■ TASK INSTRUCTIONS
Please report how many lines in these records contain the string "data", and give nothing besides the number.

____

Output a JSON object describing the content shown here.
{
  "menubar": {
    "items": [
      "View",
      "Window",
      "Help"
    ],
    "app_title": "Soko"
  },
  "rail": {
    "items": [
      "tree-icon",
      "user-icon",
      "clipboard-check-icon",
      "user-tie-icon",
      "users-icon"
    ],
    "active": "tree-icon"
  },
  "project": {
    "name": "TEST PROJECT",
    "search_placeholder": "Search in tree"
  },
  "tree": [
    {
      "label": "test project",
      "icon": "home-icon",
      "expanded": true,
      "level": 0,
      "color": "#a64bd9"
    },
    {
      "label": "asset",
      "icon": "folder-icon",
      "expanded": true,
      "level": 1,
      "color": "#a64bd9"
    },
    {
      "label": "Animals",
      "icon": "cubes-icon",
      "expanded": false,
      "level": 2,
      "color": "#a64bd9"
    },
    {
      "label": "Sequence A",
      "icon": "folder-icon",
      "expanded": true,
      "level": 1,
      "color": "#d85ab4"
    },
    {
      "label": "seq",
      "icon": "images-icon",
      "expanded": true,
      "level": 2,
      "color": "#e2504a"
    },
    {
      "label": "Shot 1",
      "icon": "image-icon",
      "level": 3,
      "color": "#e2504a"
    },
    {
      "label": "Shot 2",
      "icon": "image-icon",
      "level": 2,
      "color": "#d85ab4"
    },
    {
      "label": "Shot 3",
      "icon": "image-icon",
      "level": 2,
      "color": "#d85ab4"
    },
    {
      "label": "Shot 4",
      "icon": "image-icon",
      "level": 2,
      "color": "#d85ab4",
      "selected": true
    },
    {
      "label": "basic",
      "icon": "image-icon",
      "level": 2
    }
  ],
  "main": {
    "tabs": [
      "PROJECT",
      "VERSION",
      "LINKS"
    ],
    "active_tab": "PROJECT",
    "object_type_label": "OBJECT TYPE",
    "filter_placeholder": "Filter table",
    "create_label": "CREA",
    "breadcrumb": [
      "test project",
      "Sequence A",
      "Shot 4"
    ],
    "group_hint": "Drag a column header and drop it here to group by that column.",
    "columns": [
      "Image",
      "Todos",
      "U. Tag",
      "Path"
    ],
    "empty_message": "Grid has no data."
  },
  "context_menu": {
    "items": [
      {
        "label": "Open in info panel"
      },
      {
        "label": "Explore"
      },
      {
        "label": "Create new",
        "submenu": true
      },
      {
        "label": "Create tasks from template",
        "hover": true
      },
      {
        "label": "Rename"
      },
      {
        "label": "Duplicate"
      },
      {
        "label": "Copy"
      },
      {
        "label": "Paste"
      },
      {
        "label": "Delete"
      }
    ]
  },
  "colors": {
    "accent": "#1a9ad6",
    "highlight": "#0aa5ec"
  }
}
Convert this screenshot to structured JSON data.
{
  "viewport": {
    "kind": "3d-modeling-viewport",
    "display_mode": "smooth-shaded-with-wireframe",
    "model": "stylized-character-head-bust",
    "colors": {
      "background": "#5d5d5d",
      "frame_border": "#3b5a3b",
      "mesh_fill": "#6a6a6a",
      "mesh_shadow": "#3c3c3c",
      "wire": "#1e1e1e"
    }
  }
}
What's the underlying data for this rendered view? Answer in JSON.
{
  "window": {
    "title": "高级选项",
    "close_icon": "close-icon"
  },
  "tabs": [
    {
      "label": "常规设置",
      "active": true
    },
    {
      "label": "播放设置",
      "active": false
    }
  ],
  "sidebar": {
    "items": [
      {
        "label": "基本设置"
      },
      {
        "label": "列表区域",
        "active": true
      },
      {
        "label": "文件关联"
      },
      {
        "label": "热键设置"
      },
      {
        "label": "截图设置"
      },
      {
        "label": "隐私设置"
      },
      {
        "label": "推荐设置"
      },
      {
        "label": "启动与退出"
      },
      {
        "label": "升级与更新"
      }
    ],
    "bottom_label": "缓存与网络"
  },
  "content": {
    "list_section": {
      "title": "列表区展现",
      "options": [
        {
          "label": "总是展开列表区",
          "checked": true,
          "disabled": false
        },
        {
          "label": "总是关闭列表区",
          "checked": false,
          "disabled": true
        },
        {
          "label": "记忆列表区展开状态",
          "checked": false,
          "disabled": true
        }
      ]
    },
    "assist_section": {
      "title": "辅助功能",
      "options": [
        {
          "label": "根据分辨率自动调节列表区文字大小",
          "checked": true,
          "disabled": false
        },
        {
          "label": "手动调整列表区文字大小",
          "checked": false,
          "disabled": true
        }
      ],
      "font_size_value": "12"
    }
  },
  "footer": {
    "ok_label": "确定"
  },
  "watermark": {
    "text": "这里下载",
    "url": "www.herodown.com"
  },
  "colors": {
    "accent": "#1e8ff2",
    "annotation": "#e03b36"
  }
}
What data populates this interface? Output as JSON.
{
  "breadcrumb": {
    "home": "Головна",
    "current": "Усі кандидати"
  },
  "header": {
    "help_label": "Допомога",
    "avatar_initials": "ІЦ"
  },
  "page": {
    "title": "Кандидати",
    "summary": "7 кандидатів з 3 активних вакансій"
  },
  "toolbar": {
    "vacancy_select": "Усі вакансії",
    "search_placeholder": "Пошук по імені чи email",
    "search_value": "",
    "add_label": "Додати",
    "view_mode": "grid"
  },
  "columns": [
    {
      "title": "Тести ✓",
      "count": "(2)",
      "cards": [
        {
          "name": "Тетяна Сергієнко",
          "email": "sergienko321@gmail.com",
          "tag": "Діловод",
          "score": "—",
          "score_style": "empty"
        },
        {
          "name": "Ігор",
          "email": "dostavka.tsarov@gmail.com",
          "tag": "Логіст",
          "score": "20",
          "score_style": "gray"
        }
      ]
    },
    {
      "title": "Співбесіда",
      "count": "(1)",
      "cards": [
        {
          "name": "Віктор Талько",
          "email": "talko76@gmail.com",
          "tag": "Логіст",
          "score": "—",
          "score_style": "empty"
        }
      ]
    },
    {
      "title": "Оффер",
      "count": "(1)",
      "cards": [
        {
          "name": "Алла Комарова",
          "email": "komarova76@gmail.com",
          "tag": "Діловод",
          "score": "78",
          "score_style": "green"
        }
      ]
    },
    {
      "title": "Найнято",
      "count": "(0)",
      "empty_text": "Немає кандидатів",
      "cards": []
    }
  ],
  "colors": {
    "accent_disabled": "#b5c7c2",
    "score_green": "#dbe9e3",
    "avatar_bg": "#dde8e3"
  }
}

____

■ ANSWER BELOW
4